EXERCISE DESCRIPTION -
Drop the pictures and repeat the remaining data exactly.

[[ DATA FOR THIS TASK, beginning ]]

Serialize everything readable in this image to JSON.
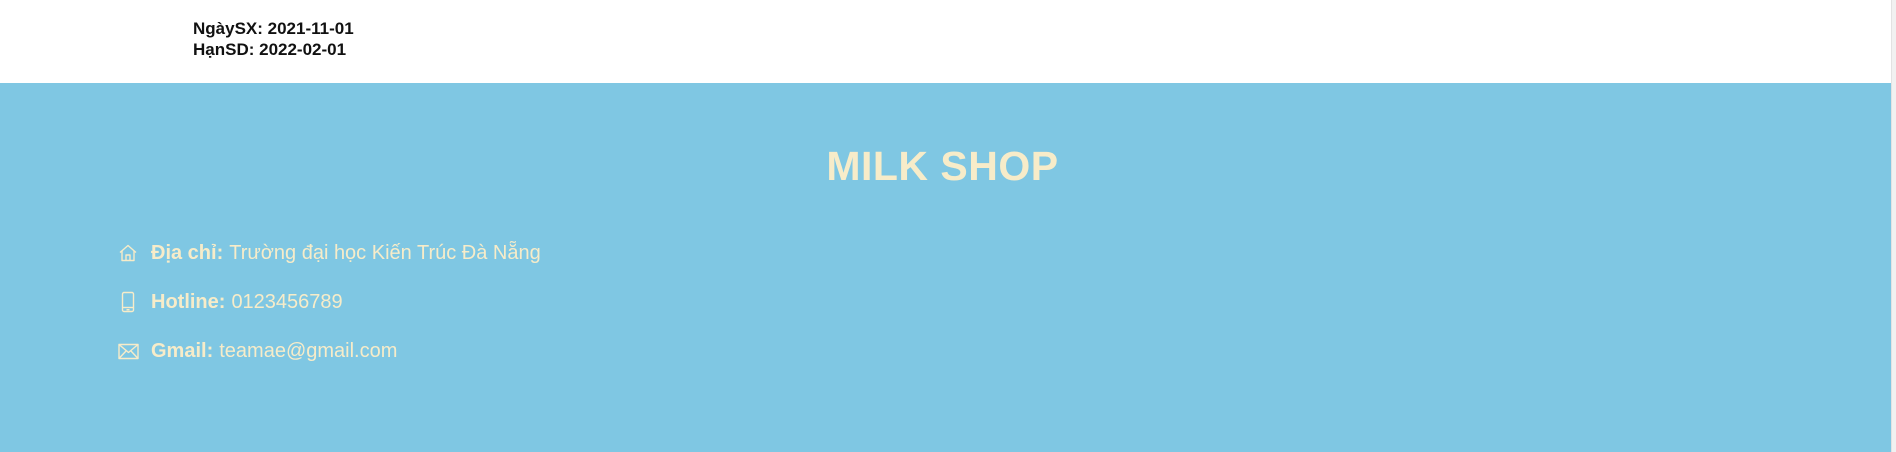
{
  "product": {
    "mfg_date": "NgàySX: 2021-11-01",
    "exp_date": "HạnSD: 2022-02-01"
  },
  "footer": {
    "shop_name": "MILK SHOP",
    "address_label": "Địa chỉ:",
    "address_value": "Trường đại học Kiến Trúc Đà Nẵng",
    "hotline_label": "Hotline:",
    "hotline_value": "0123456789",
    "gmail_label": "Gmail:",
    "gmail_value": "teamae@gmail.com",
    "icons": [
      "home-icon",
      "mobile-phone-icon",
      "envelope-icon"
    ]
  },
  "colors": {
    "footer_bg": "#7fc7e3",
    "footer_text": "#f7ecc9"
  }
}
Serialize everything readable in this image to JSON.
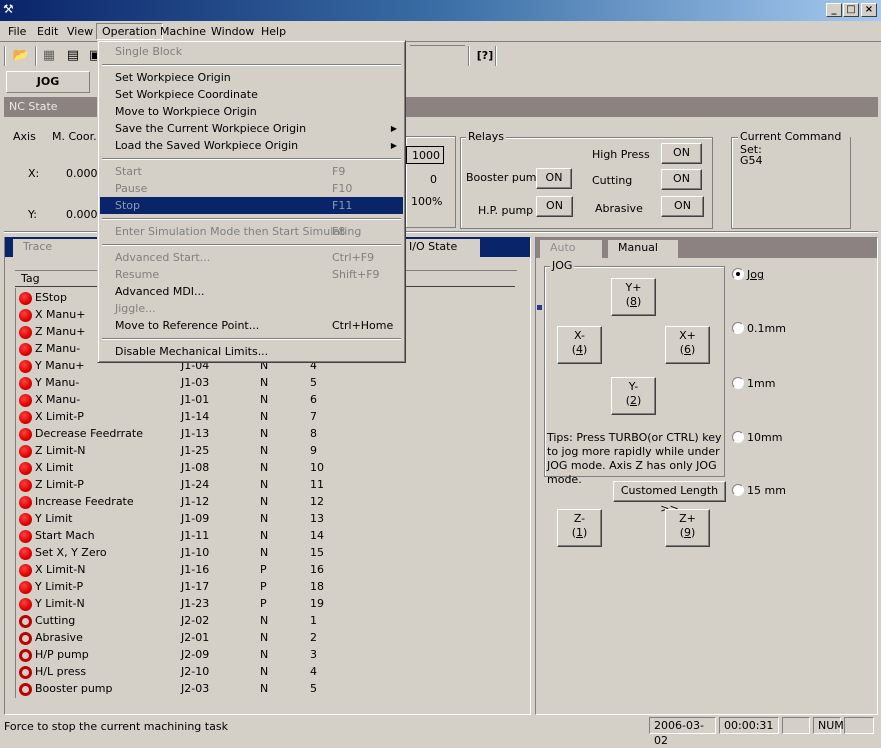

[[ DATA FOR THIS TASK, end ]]

RESPONSE TO THIS EXERCISE -
Serialize everything readable in this image to JSON.
{
  "product": {
    "mfg_date": "NgàySX: 2021-11-01",
    "exp_date": "HạnSD: 2022-02-01"
  },
  "footer": {
    "shop_name": "MILK SHOP",
    "address_label": "Địa chỉ:",
    "address_value": "Trường đại học Kiến Trúc Đà Nẵng",
    "hotline_label": "Hotline:",
    "hotline_value": "0123456789",
    "gmail_label": "Gmail:",
    "gmail_value": "teamae@gmail.com",
    "icons": [
      "home-icon",
      "mobile-phone-icon",
      "envelope-icon"
    ]
  },
  "colors": {
    "footer_bg": "#7fc7e3",
    "footer_text": "#f7ecc9"
  }
}
Serialize everything readable in this image to JSON.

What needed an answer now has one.